*Exercise objective*: Pick out the lines below that contain the string "chevron" and copy them all.

Extracted material section start

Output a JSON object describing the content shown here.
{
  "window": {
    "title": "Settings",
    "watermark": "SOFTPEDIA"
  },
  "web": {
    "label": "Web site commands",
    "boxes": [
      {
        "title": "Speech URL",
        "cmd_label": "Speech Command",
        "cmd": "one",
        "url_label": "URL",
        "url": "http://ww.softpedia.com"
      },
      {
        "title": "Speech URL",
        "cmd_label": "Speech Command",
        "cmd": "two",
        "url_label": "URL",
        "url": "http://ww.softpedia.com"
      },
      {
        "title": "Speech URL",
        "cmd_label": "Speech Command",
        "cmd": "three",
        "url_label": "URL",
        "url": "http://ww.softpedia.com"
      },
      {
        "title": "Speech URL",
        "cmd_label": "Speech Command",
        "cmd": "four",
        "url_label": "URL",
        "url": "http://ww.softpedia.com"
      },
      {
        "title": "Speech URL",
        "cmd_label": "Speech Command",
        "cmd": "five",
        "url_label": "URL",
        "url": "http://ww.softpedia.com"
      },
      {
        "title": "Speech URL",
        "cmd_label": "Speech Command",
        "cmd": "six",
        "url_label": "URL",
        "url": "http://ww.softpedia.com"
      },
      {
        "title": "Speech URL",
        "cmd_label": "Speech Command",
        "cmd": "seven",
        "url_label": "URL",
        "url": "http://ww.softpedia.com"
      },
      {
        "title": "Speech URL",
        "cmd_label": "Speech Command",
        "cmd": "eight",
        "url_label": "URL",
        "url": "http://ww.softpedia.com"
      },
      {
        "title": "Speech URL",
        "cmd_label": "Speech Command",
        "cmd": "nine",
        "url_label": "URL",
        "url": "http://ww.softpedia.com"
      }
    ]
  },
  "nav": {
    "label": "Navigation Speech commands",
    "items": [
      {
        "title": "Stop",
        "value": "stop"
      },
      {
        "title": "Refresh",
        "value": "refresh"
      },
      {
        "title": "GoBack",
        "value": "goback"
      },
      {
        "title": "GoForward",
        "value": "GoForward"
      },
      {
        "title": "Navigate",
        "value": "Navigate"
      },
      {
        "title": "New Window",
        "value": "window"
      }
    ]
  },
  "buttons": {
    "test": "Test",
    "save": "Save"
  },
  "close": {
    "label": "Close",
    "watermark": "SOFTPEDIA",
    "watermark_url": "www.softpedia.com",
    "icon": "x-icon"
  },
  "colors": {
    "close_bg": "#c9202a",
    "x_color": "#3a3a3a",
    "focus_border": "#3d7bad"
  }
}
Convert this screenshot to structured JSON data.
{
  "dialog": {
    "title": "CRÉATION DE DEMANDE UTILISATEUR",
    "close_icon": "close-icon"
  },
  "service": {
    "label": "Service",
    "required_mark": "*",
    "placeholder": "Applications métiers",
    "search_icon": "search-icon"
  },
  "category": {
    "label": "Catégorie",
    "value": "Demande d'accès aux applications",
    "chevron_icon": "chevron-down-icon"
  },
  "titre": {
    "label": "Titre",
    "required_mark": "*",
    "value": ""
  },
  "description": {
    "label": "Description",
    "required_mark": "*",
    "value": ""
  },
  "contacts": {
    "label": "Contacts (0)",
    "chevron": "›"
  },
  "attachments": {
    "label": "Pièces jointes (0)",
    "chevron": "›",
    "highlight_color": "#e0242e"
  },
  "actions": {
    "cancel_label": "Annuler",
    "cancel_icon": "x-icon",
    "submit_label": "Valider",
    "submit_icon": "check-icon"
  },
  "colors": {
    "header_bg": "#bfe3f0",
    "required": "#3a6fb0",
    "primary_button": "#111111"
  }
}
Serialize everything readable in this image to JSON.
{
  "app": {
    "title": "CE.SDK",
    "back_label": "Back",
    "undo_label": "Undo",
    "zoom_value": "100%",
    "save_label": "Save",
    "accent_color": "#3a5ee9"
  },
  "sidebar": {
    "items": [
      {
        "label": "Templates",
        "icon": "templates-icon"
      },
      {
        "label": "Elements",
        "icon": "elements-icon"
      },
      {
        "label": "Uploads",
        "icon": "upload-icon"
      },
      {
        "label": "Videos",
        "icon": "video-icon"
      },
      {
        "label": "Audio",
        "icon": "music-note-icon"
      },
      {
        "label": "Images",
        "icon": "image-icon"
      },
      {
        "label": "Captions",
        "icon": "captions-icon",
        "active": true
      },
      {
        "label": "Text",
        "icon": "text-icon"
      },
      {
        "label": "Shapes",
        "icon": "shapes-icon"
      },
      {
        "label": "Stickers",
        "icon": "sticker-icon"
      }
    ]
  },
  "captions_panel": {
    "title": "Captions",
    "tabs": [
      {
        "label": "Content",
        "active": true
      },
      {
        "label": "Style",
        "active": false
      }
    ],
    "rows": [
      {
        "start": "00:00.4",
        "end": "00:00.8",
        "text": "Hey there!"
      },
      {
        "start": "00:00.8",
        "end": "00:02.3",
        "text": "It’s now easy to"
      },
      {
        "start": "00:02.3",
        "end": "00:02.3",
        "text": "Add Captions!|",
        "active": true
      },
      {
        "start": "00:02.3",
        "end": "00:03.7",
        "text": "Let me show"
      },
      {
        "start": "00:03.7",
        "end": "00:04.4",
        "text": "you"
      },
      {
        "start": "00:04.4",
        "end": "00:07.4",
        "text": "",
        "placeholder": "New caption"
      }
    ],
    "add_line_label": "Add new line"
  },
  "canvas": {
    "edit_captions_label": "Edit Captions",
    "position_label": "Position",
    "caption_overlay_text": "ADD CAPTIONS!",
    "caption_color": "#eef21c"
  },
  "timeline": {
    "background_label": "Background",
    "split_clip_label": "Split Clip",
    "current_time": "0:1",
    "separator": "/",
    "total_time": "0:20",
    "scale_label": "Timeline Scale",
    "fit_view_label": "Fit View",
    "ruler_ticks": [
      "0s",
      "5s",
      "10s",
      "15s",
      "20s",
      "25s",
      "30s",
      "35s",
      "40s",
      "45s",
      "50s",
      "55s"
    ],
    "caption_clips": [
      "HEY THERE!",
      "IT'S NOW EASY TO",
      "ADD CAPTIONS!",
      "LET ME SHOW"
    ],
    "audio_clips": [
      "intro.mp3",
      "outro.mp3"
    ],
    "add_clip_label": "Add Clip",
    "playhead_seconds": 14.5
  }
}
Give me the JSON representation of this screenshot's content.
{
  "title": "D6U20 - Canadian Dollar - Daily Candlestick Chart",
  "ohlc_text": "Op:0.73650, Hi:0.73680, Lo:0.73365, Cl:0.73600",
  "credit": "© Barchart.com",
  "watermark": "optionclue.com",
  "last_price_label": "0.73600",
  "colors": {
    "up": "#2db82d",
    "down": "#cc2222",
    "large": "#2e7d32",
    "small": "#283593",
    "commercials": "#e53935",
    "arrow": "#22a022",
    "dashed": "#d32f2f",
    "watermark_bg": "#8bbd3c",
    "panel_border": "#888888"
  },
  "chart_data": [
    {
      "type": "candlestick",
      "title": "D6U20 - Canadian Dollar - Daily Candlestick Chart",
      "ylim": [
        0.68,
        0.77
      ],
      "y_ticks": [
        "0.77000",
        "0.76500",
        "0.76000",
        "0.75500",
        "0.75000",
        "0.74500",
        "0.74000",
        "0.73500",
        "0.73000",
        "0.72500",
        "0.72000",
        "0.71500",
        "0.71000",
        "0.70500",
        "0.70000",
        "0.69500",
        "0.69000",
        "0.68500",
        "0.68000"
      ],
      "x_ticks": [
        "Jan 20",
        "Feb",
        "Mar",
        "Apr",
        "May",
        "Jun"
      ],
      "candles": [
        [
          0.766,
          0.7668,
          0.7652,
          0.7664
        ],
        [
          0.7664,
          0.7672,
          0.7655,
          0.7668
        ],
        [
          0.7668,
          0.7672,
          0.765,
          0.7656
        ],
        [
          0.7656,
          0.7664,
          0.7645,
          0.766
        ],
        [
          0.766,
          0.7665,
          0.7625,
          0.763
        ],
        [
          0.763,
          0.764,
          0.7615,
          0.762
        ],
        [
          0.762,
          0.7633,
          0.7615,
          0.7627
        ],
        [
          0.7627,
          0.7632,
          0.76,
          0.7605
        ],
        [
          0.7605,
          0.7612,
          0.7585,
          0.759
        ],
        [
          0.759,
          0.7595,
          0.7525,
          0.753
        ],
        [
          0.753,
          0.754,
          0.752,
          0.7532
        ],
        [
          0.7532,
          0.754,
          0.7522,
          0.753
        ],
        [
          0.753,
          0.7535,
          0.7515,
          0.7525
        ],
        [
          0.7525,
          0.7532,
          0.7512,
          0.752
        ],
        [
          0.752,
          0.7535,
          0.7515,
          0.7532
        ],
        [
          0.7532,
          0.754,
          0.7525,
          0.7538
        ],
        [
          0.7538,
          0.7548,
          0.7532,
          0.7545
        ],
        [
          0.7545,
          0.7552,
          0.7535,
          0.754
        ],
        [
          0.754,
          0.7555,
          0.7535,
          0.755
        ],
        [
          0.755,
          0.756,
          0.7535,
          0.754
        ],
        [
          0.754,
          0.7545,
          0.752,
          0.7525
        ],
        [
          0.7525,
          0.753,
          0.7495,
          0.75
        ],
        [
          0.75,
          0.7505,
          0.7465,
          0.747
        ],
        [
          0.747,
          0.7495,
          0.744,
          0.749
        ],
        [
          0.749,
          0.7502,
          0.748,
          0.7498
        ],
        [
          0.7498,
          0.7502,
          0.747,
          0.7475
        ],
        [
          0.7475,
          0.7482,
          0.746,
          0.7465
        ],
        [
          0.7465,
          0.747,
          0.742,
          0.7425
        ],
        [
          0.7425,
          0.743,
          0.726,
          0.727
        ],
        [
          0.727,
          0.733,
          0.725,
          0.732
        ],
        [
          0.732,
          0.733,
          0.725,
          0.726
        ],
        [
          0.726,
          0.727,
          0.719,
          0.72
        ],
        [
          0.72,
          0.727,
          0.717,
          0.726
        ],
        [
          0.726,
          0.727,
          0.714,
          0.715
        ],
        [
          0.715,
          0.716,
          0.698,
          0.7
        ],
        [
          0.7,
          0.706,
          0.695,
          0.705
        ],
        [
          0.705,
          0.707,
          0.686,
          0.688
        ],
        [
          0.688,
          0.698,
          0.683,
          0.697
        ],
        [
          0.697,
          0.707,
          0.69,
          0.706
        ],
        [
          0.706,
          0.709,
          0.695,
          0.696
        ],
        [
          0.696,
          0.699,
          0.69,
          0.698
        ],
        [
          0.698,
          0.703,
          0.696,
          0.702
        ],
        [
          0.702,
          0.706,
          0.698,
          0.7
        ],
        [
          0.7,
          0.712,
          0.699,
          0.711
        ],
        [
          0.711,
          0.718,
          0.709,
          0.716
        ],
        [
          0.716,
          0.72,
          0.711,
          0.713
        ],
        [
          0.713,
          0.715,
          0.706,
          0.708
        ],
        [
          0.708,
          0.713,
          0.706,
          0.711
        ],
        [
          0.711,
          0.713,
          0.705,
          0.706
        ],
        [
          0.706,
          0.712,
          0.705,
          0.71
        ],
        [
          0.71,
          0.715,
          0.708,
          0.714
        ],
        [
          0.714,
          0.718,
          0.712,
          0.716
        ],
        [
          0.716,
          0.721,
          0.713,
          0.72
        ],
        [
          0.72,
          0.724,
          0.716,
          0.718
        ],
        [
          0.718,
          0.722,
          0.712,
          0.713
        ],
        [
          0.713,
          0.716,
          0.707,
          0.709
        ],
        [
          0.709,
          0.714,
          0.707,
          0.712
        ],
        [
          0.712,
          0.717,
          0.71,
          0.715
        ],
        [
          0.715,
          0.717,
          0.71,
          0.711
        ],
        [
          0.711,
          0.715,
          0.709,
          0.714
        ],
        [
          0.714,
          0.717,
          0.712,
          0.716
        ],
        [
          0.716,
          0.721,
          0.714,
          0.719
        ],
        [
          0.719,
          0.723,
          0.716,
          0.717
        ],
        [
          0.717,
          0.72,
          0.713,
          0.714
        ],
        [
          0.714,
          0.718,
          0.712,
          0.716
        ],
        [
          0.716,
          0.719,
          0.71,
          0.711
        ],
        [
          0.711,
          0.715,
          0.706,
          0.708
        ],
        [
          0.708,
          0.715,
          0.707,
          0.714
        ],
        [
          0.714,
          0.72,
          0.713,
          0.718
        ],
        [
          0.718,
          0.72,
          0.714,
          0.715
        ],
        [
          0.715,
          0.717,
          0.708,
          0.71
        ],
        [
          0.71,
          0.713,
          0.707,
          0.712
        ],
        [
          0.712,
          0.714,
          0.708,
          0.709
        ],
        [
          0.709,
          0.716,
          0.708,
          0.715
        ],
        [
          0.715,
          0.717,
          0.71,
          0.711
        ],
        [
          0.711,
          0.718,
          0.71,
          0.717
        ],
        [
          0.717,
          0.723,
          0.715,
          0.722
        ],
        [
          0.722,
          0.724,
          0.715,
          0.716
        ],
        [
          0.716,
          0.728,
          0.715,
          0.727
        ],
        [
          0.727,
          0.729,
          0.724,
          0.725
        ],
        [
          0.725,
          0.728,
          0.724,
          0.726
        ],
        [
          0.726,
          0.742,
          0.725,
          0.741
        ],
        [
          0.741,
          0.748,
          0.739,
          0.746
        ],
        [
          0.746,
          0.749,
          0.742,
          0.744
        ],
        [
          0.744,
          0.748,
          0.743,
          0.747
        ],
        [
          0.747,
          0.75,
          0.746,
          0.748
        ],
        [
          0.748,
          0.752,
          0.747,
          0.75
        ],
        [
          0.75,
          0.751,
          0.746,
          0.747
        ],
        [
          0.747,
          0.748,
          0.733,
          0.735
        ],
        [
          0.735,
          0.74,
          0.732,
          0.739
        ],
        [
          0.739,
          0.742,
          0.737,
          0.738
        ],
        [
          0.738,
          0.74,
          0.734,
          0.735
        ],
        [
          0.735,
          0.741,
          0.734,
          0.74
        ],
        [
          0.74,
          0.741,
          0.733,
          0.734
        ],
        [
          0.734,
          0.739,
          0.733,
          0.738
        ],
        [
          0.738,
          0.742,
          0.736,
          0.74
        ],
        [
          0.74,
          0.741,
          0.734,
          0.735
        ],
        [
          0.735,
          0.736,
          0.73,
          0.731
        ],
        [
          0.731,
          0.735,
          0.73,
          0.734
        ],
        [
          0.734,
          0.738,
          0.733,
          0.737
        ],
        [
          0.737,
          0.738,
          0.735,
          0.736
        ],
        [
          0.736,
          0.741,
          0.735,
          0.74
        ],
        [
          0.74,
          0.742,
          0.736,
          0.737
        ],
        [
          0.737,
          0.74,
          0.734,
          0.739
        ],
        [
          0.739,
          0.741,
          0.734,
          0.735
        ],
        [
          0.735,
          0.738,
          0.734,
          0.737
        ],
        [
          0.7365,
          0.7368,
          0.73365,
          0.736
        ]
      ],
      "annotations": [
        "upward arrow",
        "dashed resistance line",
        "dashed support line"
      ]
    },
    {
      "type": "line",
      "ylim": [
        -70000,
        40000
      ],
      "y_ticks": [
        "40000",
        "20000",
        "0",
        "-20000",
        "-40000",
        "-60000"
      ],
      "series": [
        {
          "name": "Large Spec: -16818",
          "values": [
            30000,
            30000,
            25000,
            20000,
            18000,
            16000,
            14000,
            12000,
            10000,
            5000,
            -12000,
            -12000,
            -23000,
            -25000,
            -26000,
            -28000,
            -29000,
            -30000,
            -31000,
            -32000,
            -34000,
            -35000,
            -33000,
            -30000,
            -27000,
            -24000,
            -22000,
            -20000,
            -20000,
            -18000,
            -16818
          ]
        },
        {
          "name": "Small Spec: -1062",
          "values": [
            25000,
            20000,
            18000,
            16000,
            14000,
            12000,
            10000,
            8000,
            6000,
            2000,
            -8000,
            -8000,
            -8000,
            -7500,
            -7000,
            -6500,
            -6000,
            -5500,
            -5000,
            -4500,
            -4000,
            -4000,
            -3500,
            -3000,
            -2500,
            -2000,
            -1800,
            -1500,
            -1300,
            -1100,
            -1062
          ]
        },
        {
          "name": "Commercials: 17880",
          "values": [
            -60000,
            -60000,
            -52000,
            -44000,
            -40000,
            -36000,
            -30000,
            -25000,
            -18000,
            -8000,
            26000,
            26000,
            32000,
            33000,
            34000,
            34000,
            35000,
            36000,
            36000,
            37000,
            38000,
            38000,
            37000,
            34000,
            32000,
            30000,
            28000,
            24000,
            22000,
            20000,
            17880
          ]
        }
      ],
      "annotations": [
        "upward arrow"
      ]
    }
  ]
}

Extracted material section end

*Task answer*:
    "chevron_icon": "chevron-down-icon"
    "chevron": "›"
    "chevron": "›",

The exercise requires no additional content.